• [What you should do] Going through the data, count each line that has the word "JSON". Reply with the total and nothing more.

****

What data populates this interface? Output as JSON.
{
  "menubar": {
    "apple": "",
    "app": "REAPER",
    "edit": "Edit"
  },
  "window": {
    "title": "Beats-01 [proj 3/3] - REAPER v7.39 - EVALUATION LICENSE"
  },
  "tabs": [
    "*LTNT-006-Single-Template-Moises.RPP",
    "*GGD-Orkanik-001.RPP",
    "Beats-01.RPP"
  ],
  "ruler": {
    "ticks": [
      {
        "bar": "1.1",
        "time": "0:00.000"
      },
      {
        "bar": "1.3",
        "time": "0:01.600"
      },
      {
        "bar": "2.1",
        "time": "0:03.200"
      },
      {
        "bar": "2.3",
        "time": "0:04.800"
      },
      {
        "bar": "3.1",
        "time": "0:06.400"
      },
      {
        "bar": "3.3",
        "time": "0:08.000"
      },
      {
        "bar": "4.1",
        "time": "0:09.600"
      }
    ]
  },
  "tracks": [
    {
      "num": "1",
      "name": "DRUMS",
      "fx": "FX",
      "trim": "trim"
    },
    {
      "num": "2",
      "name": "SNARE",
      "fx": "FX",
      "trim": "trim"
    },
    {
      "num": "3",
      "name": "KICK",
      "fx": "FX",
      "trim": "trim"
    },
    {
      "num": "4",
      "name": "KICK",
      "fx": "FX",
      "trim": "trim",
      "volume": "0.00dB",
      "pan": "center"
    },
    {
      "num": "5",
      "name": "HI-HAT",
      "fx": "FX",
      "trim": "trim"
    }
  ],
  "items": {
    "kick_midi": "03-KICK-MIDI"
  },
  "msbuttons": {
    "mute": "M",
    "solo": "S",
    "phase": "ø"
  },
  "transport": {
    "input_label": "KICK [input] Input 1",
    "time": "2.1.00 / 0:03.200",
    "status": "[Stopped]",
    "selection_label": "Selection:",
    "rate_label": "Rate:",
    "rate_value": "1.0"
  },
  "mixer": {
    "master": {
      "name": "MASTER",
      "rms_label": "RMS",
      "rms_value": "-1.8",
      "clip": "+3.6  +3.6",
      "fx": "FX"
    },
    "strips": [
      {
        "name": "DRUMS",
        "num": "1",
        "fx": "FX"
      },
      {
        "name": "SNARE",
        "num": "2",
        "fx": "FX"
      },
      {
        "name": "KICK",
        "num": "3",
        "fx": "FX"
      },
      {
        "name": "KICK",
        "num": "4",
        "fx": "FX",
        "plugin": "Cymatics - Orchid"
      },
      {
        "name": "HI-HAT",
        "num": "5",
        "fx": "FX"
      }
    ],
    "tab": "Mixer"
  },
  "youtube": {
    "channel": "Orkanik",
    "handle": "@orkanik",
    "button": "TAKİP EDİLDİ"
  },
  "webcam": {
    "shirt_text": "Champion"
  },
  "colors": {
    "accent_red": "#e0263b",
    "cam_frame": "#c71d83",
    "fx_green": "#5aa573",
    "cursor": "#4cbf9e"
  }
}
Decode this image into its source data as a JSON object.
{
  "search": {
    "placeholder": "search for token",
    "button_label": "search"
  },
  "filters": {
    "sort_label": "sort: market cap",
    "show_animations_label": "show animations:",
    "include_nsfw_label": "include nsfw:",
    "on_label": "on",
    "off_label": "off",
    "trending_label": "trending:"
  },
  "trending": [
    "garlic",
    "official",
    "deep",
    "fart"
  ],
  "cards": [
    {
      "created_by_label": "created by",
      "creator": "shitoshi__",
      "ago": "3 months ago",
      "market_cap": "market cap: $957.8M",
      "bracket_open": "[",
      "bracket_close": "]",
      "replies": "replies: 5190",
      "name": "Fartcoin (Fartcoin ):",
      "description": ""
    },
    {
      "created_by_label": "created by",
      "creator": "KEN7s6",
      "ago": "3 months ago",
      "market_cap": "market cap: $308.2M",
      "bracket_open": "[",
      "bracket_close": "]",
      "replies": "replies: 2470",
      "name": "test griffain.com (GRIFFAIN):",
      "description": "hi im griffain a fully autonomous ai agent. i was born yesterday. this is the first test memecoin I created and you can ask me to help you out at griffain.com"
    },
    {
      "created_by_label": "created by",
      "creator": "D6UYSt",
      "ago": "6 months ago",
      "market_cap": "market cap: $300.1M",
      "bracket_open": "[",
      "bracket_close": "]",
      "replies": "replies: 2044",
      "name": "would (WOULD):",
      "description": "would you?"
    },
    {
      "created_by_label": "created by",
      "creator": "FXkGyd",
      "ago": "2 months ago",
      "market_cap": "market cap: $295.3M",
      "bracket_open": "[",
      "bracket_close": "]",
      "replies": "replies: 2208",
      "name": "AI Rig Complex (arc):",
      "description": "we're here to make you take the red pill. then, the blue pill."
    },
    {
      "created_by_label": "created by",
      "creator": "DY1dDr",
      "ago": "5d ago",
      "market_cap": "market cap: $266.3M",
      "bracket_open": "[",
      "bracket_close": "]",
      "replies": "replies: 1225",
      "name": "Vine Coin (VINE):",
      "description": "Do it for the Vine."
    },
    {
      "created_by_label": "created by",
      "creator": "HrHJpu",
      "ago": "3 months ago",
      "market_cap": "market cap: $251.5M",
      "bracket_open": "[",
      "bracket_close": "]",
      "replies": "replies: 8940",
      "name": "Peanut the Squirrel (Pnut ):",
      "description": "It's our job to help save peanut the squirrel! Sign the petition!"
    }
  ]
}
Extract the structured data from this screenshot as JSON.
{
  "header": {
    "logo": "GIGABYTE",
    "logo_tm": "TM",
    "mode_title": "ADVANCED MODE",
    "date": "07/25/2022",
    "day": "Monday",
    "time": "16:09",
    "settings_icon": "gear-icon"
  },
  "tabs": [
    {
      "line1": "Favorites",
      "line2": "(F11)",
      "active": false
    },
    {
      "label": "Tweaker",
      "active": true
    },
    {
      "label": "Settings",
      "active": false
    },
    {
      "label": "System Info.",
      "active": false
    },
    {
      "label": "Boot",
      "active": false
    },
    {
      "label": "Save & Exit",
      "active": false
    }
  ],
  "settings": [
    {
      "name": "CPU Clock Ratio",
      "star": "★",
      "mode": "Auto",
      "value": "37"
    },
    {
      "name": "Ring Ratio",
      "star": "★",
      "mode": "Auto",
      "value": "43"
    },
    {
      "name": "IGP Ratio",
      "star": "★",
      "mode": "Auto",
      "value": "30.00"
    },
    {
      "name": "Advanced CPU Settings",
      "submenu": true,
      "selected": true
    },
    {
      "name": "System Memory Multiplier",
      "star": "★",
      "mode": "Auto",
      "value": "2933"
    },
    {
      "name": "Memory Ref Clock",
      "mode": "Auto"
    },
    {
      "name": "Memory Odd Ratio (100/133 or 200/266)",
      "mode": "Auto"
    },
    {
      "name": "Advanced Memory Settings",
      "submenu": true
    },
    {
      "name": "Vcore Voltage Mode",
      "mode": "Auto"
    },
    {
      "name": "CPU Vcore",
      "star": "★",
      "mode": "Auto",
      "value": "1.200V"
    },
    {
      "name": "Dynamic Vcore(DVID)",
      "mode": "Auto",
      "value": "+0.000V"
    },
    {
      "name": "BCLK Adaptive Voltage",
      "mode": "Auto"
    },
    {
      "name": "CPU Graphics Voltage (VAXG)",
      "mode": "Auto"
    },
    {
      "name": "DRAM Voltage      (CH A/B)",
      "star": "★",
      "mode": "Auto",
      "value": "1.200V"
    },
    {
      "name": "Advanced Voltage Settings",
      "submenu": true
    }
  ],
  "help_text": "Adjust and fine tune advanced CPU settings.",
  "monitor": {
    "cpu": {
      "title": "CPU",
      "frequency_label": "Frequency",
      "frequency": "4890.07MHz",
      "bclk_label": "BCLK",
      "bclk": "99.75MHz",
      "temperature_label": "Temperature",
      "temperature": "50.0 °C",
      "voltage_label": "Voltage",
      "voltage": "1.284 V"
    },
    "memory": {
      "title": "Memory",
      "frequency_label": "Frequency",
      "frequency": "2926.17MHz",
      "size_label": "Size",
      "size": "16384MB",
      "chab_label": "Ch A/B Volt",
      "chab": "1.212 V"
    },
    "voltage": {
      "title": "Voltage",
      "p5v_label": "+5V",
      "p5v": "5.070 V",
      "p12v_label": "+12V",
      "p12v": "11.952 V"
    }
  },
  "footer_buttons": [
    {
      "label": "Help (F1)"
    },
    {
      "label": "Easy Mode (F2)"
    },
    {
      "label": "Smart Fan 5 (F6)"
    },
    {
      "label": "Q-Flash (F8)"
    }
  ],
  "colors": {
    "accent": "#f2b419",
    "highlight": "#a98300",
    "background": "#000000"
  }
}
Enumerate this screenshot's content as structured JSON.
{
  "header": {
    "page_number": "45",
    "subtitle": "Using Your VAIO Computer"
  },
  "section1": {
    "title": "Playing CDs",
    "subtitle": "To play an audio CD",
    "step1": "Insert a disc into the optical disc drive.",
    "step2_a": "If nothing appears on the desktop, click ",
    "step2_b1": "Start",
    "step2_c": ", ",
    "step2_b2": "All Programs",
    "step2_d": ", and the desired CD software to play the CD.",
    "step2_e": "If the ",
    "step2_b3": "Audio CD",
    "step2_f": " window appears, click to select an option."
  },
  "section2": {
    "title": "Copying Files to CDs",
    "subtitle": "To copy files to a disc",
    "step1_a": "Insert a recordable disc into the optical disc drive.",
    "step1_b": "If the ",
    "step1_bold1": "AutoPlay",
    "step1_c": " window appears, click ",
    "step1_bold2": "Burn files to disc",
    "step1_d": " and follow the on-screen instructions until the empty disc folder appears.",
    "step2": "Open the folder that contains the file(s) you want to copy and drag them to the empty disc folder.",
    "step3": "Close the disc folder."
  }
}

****

• [The answer] 4